365 Poems – 192 Six Months Alone At The Bottom Of The World (Rough First Draft)
This poem is about an American naval officer called Richard E Byrd who also specialised in polar exploration. In 1934 he set out to spend six months alone in Antarctica, operating a meteorological station. But he nearly died after suffering carbon monoxide poisoning from a faulty stove.
I started my research on Byrd today, so my poem is mainly based on my own ideas of what it would have been like and what he would have went through, as his physical and mental health started to deteriorate. I intend to read his autobiography ‘Alone’ and after I have done so, I will work further on this piece.
Six Months Alone At The Bottom Of The World
I try to build up a yawn, but it’s
difficult. I can’t remember
where my mouth is.
Why did I want the Antarctic
winter night all to myself?
The light will burn me
when it comes back.
I almost forget the cold,
trying to re-locate
the hole in my face.
Outside, snow promises
things, but I come back indoors,
take my mits of the wrong hands.
I will wear light like a coat
when I get home. Here, I wear night
like an executioner’s hood.
I will push the fat scrapbook
under the bed. I have almost
forgotten her scent, her heat
that was once here, here
in this part of my chest.
Te flesh between my brain
and skin hurts.

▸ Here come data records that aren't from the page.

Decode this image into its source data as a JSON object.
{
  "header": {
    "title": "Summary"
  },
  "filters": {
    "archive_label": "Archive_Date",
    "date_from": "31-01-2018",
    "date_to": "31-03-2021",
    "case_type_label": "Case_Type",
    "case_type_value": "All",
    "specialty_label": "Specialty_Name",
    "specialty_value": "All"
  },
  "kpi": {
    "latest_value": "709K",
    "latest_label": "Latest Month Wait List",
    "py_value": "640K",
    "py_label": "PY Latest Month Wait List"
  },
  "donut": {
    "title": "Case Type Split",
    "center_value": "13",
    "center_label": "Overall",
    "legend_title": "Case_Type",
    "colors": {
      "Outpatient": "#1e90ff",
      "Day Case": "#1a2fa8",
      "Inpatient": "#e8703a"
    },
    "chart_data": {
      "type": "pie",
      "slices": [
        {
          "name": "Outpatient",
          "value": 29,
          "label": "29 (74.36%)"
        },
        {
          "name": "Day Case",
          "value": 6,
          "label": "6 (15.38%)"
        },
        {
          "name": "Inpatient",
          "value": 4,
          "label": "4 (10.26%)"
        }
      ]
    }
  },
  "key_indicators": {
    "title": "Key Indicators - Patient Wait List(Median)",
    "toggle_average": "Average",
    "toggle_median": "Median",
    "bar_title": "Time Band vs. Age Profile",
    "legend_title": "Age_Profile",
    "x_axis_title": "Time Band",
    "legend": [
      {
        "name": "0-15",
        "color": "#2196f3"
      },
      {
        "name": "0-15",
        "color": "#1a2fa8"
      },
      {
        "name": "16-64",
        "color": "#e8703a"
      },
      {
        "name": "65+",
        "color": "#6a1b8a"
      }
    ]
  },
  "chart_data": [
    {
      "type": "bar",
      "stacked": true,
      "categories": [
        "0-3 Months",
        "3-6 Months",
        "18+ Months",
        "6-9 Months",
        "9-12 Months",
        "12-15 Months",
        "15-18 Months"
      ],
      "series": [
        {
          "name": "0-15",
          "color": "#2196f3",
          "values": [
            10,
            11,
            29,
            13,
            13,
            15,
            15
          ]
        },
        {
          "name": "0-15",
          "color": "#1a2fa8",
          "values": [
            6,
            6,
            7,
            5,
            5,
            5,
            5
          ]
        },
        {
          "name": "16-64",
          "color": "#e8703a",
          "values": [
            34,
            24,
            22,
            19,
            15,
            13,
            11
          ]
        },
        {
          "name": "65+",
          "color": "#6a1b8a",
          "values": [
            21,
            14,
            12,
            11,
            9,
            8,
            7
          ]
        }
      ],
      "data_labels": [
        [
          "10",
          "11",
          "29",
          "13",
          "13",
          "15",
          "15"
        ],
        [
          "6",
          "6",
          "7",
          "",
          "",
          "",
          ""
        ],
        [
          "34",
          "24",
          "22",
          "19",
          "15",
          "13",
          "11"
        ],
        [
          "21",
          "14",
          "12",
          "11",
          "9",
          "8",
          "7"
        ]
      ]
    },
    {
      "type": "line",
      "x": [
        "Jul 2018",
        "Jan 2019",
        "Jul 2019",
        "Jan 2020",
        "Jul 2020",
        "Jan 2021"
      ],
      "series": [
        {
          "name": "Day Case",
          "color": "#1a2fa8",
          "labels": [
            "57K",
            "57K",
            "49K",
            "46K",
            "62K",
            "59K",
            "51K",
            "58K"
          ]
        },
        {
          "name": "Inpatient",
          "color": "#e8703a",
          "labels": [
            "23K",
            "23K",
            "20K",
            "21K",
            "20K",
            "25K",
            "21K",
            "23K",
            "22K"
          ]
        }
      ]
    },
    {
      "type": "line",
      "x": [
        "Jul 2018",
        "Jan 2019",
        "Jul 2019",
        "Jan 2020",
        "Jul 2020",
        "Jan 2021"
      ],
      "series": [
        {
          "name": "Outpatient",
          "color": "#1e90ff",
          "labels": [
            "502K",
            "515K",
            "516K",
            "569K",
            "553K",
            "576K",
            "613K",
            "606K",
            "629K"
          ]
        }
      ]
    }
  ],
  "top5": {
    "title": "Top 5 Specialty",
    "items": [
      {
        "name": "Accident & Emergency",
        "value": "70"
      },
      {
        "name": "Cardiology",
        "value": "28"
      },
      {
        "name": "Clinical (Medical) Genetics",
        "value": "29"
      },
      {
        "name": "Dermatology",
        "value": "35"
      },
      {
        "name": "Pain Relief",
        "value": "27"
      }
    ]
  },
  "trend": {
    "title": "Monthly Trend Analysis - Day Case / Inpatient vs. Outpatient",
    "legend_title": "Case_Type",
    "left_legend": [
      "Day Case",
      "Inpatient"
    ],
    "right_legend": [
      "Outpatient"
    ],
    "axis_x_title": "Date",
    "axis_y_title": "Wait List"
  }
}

I’d like to
break my face apart and sort
out the mess between my
membrane and thoughts.
The pulse of the stars is deafening.
In America, I will go to my cabin
in the woods, where thistles grow
through the floorboards.
I will eat what I used to eat
and be calm in the lateness of the day,
because I know the way home.
I understand peace now, I understand quiet.
I’ve had enough, thank you, thank you.
But there is no release until spring.
Cold does strange things.
The stove does even stranger.